Ever visit a site that you are registered at but can't remember your password and didn't drop it into a password manager for some reason (like because you were just lazy, maybe)? You find the link that says you forgot your password and click it, dig through Gmail to find the email that was sent, then click through to create a new password vowing you'll put it into your password manager this time.
I love it when a thing works so well it seems like magic.
Or if you use Chrome, whether the browser on another system or on one of the best Chromebooks, you just enter the first letter of your login and the rest gets automagically filled in. Man, do I love that stuff.
Yes, it tells me that Google is keeping track of things I type like user name and passwords unless I have opted out. You probably see an option somewhere if you start using Chrome with a brand new Google account and you can opt-out through Chrome's settings, but this really should be a more transparent option that requires you to opt-in versus something you opt-out of. But that's for another article about Google's not-so-great things it continues to do year after year.
I realized how much I love the autofill feature when I went to buy my wife's Valentine's Day present. It was the scenario I described above that we all have been through — I had an account at this particular website but had no idea what the password was. That didn't matter because all I needed to do was type in the letter "g" and Chrome did the rest for me.
Once logged in and finished shopping, a single click inside the payment method box filled in my credit card and payment information after I provided a CCV number. When I went to provide the shipping address, Google knew that, too. All I had to do was pick out the gift.
I've come to realize that I depend on Chrome's autofill.
Then I realized how much I depend on Google's private information storeroom. I use it to generate and save website passwords, I use it as an address book, and I even use it to make sure my passwords are safe — you're warned if Google's magic web spiders find your data in a breach somewhere.
I take all this for granted and don't really remember when the Chrome browser started doing it. (Turns out it was 2011.) I'm sure I gave it the OK through a prompt somewhere (at least I hope I was asked) but when things just work and I like them, I just use them. There's nothing here that I can't do using a password manager and an address book and my physical wallet, but damn, it's convenient.
Of course, I can't ignore the fact that Google has all this data stored up in the cloud. That's something I really don't like, but the way Google does the storing and the sending makes it pretty darn difficult for anyone to get hold of it, even Google. Google loves to use my data to make buckets full of money, but I trust it to take better care than any other password manager app or online service.

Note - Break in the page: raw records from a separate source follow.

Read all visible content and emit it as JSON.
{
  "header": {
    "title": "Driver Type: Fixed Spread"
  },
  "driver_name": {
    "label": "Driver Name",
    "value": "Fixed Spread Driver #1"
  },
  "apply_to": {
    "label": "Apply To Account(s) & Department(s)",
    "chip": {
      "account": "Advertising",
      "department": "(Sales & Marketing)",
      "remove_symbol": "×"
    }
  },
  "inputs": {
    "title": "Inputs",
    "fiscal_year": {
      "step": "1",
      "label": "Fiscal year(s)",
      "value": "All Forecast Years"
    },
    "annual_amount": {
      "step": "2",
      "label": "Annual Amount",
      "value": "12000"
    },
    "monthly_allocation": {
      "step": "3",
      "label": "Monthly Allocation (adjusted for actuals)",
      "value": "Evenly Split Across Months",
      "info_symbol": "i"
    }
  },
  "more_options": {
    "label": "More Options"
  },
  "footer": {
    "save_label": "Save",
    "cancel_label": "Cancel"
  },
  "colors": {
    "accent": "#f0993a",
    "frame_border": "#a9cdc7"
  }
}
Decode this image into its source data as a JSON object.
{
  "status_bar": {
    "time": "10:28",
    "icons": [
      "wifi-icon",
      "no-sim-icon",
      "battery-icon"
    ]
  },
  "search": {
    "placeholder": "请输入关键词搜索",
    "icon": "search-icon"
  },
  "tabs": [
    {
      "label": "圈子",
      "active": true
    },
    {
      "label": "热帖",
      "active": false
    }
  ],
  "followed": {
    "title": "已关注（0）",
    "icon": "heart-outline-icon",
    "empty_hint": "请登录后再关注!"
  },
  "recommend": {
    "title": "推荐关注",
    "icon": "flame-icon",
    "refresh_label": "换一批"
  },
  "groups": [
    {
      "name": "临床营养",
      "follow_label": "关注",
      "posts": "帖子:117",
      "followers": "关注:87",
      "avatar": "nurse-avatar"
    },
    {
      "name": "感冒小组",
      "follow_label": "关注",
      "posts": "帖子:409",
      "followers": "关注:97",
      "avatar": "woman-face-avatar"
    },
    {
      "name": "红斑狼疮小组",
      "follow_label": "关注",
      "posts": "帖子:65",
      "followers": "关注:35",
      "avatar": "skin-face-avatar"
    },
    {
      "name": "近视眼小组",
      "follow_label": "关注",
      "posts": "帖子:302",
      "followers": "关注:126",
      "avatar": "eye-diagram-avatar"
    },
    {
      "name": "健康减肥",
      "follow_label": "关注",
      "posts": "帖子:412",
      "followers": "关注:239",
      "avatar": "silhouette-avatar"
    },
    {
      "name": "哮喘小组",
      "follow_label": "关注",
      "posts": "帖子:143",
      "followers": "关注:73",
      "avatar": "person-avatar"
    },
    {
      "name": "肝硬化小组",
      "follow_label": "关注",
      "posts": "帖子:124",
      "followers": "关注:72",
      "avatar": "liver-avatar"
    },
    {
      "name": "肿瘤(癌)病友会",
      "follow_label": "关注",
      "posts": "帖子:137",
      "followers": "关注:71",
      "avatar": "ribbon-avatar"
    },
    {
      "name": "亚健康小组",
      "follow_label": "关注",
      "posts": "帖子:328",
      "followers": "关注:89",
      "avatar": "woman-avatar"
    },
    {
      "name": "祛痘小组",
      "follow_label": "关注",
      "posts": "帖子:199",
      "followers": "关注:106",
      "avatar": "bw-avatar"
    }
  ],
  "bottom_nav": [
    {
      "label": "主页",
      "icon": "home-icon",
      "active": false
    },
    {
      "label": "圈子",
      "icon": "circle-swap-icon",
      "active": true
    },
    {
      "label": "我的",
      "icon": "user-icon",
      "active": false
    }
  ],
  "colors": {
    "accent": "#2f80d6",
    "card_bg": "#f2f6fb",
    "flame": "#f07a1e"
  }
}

I know that everyone reading this who uses a different web browser like Firefox or Safari is ready to tell me how wrong I am and how Google plans to use my credit card information to do something evil. I also don't care, it's cool that you hate it and use something else; the world would be pretty dull if we all did the same dance, ya know?
But I do wonder how many others love the feature and depend on it as I do. If that sounds like you, give me a shout in the comments to help satisfy my curiosity.